Work instructions:
Reproduce all the material verbatim, down to the last line.
++++ Data records ++++
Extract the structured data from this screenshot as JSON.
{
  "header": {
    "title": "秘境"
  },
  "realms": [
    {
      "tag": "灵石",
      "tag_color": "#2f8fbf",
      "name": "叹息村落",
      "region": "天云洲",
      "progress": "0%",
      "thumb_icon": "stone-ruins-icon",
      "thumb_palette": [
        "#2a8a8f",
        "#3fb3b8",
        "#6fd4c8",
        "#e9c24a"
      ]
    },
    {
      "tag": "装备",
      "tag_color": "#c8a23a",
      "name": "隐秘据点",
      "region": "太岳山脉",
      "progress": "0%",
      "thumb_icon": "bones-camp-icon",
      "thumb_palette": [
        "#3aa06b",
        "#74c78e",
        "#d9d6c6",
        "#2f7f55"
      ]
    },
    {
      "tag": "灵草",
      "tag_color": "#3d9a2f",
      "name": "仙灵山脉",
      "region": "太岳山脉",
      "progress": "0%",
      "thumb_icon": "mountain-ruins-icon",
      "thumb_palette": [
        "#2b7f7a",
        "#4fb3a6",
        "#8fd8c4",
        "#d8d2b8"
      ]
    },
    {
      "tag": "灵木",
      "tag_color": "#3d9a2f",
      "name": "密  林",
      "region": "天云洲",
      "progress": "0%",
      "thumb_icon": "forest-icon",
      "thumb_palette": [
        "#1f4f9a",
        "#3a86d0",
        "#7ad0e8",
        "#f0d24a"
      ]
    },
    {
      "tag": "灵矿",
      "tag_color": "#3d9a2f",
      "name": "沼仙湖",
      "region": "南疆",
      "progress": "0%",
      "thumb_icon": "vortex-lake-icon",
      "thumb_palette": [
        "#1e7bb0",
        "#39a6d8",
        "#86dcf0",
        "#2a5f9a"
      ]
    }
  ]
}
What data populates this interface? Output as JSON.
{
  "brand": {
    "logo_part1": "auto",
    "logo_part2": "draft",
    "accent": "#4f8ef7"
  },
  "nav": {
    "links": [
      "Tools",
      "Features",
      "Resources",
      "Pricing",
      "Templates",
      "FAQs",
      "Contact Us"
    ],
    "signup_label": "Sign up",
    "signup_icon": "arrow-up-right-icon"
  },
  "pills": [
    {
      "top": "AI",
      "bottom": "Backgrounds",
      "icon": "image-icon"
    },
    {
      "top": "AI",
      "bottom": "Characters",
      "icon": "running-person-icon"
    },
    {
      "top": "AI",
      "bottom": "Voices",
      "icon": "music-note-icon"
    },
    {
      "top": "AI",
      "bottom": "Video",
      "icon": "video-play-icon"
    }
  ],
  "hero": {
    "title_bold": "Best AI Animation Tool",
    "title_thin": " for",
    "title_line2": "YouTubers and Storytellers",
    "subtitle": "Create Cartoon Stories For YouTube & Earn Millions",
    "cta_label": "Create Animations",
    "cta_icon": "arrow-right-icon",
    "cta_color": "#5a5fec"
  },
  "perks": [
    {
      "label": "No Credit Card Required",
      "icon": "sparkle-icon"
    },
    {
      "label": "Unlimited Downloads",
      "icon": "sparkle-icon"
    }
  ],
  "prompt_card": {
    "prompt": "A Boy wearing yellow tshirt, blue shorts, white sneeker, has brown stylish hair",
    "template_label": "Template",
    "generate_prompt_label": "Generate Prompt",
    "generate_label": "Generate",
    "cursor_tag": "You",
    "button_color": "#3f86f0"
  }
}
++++
The answer:
Extract the structured data from this screenshot as JSON.
{
  "header": {
    "title": "秘境"
  },
  "realms": [
    {
      "tag": "灵石",
      "tag_color": "#2f8fbf",
      "name": "叹息村落",
      "region": "天云洲",
      "progress": "0%",
      "thumb_icon": "stone-ruins-icon",
      "thumb_palette": [
        "#2a8a8f",
        "#3fb3b8",
        "#6fd4c8",
        "#e9c24a"
      ]
    },
    {
      "tag": "装备",
      "tag_color": "#c8a23a",
      "name": "隐秘据点",
      "region": "太岳山脉",
      "progress": "0%",
      "thumb_icon": "bones-camp-icon",
      "thumb_palette": [
        "#3aa06b",
        "#74c78e",
        "#d9d6c6",
        "#2f7f55"
      ]
    },
    {
      "tag": "灵草",
      "tag_color": "#3d9a2f",
      "name": "仙灵山脉",
      "region": "太岳山脉",
      "progress": "0%",
      "thumb_icon": "mountain-ruins-icon",
      "thumb_palette": [
        "#2b7f7a",
        "#4fb3a6",
        "#8fd8c4",
        "#d8d2b8"
      ]
    },
    {
      "tag": "灵木",
      "tag_color": "#3d9a2f",
      "name": "密  林",
      "region": "天云洲",
      "progress": "0%",
      "thumb_icon": "forest-icon",
      "thumb_palette": [
        "#1f4f9a",
        "#3a86d0",
        "#7ad0e8",
        "#f0d24a"
      ]
    },
    {
      "tag": "灵矿",
      "tag_color": "#3d9a2f",
      "name": "沼仙湖",
      "region": "南疆",
      "progress": "0%",
      "thumb_icon": "vortex-lake-icon",
      "thumb_palette": [
        "#1e7bb0",
        "#39a6d8",
        "#86dcf0",
        "#2a5f9a"
      ]
    }
  ]
}
What data populates this interface? Output as JSON.
{
  "brand": {
    "logo_part1": "auto",
    "logo_part2": "draft",
    "accent": "#4f8ef7"
  },
  "nav": {
    "links": [
      "Tools",
      "Features",
      "Resources",
      "Pricing",
      "Templates",
      "FAQs",
      "Contact Us"
    ],
    "signup_label": "Sign up",
    "signup_icon": "arrow-up-right-icon"
  },
  "pills": [
    {
      "top": "AI",
      "bottom": "Backgrounds",
      "icon": "image-icon"
    },
    {
      "top": "AI",
      "bottom": "Characters",
      "icon": "running-person-icon"
    },
    {
      "top": "AI",
      "bottom": "Voices",
      "icon": "music-note-icon"
    },
    {
      "top": "AI",
      "bottom": "Video",
      "icon": "video-play-icon"
    }
  ],
  "hero": {
    "title_bold": "Best AI Animation Tool",
    "title_thin": " for",
    "title_line2": "YouTubers and Storytellers",
    "subtitle": "Create Cartoon Stories For YouTube & Earn Millions",
    "cta_label": "Create Animations",
    "cta_icon": "arrow-right-icon",
    "cta_color": "#5a5fec"
  },
  "perks": [
    {
      "label": "No Credit Card Required",
      "icon": "sparkle-icon"
    },
    {
      "label": "Unlimited Downloads",
      "icon": "sparkle-icon"
    }
  ],
  "prompt_card": {
    "prompt": "A Boy wearing yellow tshirt, blue shorts, white sneeker, has brown stylish hair",
    "template_label": "Template",
    "generate_prompt_label": "Generate Prompt",
    "generate_label": "Generate",
    "cursor_tag": "You",
    "button_color": "#3f86f0"
  }
}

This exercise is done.